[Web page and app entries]
++++++++++++++++++++
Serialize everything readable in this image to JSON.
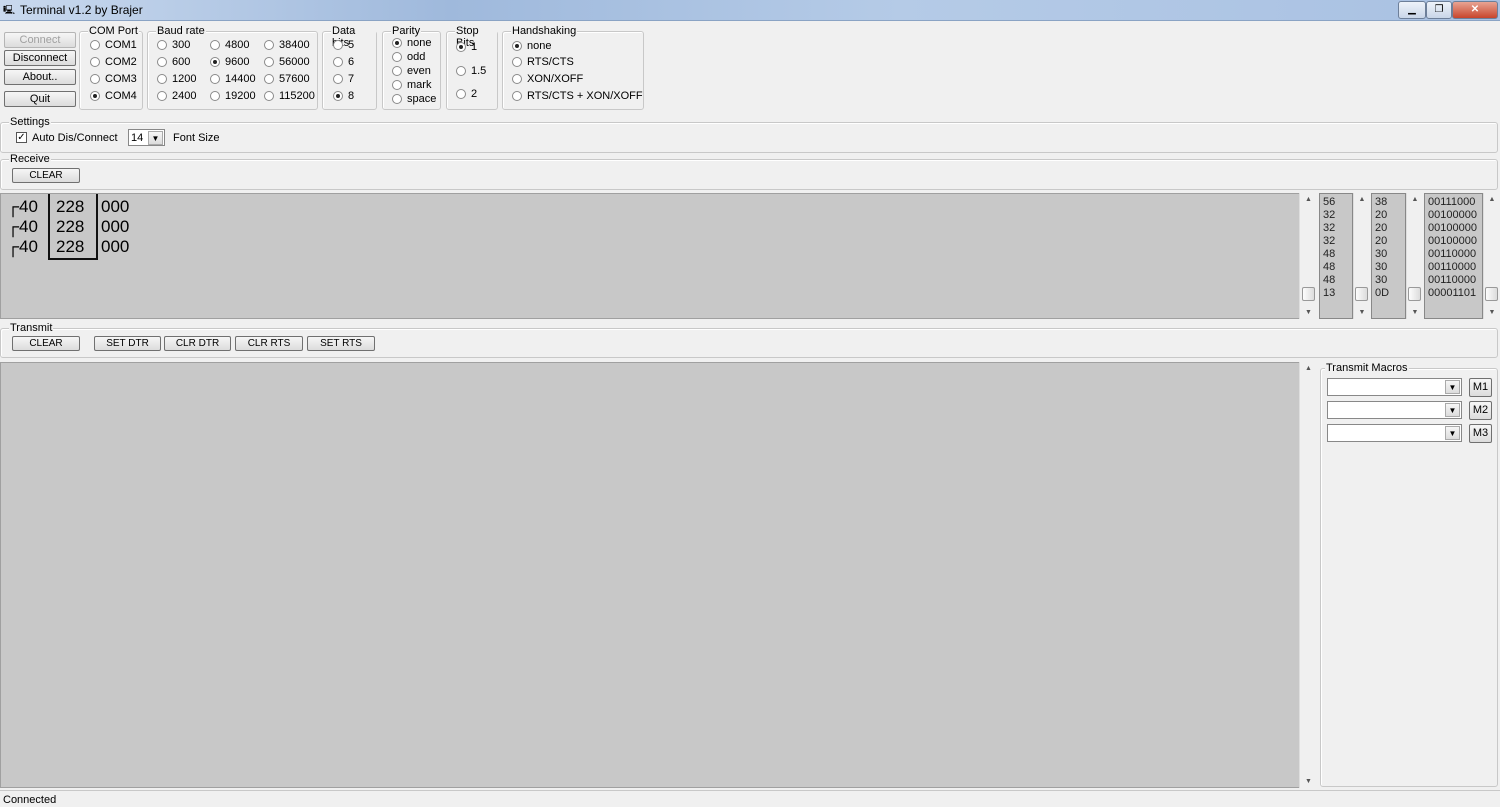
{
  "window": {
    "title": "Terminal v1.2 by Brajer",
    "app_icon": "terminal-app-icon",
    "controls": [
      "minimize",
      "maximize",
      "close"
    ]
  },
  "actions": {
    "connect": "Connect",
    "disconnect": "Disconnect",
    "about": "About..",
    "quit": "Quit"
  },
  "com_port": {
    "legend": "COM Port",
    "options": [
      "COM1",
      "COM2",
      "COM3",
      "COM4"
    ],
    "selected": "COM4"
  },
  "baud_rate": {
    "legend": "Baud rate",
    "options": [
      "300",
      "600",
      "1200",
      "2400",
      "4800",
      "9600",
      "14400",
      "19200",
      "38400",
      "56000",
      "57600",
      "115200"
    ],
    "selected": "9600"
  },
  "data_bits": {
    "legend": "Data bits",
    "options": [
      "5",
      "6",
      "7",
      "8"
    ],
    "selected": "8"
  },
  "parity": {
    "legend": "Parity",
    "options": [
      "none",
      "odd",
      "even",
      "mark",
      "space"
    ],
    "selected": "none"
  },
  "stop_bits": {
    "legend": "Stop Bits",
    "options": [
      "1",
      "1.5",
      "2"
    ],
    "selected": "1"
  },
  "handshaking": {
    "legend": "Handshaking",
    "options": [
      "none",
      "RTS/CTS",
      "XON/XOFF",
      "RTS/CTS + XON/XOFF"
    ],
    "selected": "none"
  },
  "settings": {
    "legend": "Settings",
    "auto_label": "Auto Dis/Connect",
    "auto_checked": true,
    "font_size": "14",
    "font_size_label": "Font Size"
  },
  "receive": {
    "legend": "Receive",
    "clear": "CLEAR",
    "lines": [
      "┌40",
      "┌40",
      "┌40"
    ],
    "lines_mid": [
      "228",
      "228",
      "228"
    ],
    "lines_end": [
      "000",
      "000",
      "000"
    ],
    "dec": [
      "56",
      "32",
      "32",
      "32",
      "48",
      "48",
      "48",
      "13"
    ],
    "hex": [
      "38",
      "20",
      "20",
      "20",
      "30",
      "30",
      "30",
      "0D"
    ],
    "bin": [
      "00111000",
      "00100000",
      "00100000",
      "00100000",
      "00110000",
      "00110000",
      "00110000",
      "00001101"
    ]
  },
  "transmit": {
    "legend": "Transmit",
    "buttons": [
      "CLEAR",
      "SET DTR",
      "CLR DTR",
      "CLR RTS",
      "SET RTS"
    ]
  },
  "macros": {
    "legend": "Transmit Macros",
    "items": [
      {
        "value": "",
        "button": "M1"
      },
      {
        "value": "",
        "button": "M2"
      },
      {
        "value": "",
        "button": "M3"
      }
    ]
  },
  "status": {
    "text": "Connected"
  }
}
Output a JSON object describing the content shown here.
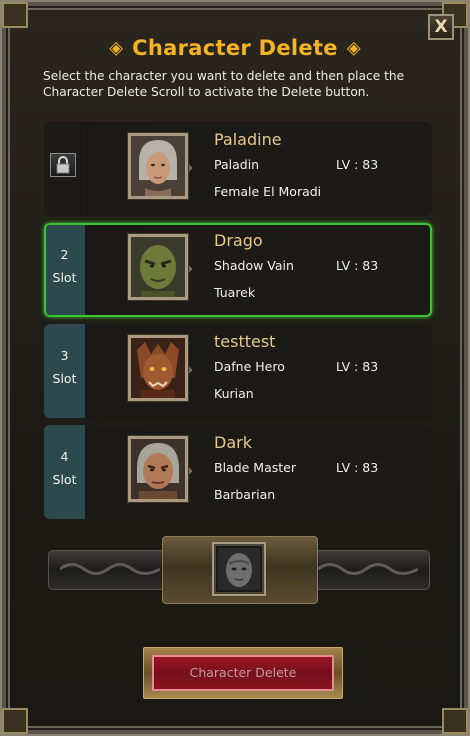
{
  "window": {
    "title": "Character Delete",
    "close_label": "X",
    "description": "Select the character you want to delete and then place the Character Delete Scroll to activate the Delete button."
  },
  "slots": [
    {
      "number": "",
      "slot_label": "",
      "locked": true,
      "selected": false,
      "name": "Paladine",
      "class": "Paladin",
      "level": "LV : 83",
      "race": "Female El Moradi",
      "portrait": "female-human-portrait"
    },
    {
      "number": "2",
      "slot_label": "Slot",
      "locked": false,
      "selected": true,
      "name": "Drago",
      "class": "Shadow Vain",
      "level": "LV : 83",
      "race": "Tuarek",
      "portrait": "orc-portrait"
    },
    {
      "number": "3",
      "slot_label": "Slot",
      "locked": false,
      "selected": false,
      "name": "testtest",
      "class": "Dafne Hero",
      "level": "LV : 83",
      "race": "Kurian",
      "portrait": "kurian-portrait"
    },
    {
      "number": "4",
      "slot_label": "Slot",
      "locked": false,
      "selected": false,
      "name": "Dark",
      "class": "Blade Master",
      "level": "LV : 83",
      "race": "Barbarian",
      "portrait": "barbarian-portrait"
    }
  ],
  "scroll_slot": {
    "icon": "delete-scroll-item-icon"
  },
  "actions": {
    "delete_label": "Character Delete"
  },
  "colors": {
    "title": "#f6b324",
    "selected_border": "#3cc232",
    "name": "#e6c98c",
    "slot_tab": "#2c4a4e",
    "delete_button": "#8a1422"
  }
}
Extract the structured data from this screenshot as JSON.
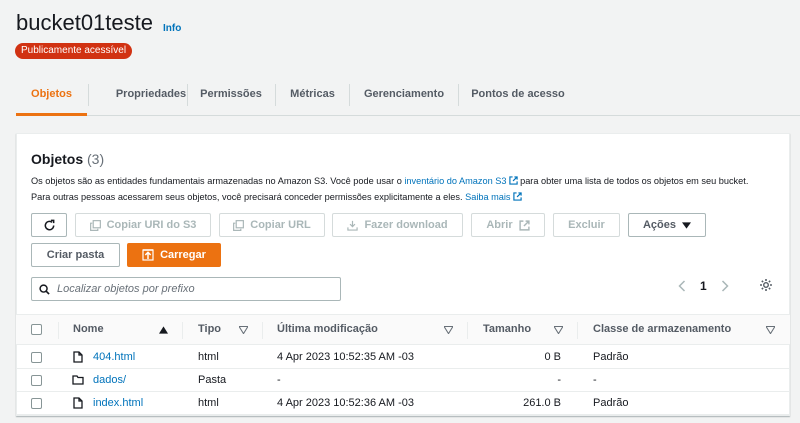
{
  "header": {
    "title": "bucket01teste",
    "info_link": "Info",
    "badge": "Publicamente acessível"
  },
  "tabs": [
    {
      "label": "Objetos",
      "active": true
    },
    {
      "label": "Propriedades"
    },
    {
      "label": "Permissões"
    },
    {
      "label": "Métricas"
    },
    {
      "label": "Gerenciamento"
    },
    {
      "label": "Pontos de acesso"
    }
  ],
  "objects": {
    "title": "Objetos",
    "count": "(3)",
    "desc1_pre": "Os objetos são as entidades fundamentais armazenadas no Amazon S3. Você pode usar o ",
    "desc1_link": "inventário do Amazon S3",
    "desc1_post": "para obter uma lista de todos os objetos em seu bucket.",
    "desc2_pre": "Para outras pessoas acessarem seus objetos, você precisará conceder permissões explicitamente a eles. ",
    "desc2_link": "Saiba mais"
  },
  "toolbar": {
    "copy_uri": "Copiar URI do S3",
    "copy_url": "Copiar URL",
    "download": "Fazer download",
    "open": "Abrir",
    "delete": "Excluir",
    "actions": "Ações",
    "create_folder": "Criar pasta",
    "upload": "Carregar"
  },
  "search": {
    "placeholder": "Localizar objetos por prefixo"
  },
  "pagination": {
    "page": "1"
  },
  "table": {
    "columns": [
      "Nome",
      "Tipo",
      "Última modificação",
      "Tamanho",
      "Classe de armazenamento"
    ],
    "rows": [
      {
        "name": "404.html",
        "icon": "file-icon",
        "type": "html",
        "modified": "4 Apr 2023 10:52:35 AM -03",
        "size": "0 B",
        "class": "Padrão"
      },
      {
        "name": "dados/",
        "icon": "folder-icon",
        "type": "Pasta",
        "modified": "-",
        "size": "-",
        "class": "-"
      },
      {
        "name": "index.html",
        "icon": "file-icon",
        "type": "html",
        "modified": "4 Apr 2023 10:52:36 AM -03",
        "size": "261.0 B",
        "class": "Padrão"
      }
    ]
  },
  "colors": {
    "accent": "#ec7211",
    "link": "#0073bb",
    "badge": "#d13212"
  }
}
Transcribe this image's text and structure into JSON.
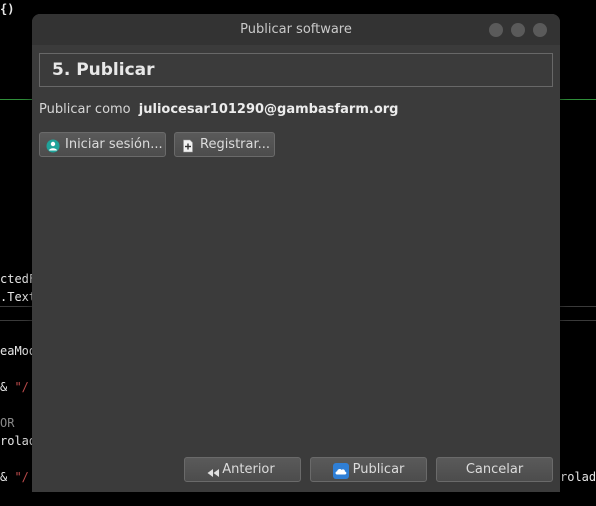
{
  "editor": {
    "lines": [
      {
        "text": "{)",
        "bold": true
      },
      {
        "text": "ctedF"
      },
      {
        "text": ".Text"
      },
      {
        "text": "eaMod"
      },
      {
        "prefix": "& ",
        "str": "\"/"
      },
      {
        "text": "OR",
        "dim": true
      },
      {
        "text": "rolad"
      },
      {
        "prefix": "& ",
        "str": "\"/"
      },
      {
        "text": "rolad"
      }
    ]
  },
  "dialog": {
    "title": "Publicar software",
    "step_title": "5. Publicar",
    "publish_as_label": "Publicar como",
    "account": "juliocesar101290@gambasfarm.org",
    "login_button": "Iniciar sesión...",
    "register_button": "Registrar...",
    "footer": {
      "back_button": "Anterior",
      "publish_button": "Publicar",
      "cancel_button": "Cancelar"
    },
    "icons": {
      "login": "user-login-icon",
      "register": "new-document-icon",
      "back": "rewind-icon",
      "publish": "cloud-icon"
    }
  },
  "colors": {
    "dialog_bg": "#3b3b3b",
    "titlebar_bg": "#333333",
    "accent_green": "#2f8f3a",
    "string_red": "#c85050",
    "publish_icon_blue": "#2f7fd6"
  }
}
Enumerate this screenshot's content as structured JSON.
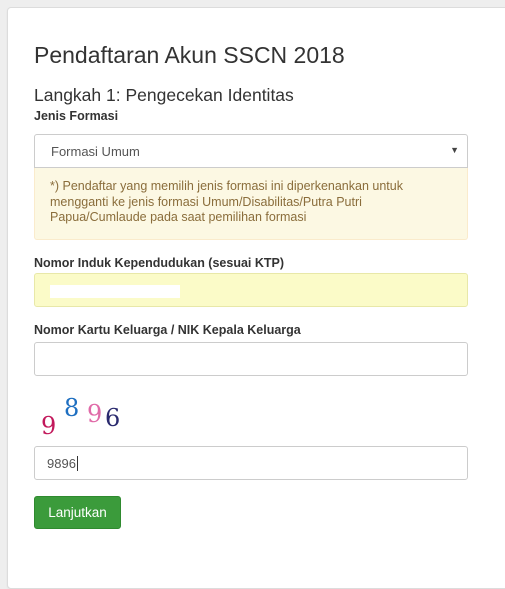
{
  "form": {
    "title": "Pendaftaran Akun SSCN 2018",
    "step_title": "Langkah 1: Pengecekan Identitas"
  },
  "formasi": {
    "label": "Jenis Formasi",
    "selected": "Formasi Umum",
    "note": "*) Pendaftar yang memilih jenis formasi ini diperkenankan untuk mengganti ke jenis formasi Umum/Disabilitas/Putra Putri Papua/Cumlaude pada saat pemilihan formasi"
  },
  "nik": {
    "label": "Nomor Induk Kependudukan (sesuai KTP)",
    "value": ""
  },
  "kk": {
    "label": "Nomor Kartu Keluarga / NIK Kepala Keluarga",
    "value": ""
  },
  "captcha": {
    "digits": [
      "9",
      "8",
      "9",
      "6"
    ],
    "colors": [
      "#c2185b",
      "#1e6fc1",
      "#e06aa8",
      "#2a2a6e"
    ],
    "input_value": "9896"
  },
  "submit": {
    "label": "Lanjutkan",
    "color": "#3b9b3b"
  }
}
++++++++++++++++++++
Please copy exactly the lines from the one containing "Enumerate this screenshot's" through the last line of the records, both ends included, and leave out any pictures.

Enumerate this screenshot's content as structured JSON.
{
  "form": {
    "title": "Pendaftaran Akun SSCN 2018",
    "step_title": "Langkah 1: Pengecekan Identitas"
  },
  "formasi": {
    "label": "Jenis Formasi",
    "selected": "Formasi Umum",
    "note": "*) Pendaftar yang memilih jenis formasi ini diperkenankan untuk mengganti ke jenis formasi Umum/Disabilitas/Putra Putri Papua/Cumlaude pada saat pemilihan formasi"
  },
  "nik": {
    "label": "Nomor Induk Kependudukan (sesuai KTP)",
    "value": ""
  },
  "kk": {
    "label": "Nomor Kartu Keluarga / NIK Kepala Keluarga",
    "value": ""
  },
  "captcha": {
    "digits": [
      "9",
      "8",
      "9",
      "6"
    ],
    "colors": [
      "#c2185b",
      "#1e6fc1",
      "#e06aa8",
      "#2a2a6e"
    ],
    "input_value": "9896"
  },
  "submit": {
    "label": "Lanjutkan",
    "color": "#3b9b3b"
  }
}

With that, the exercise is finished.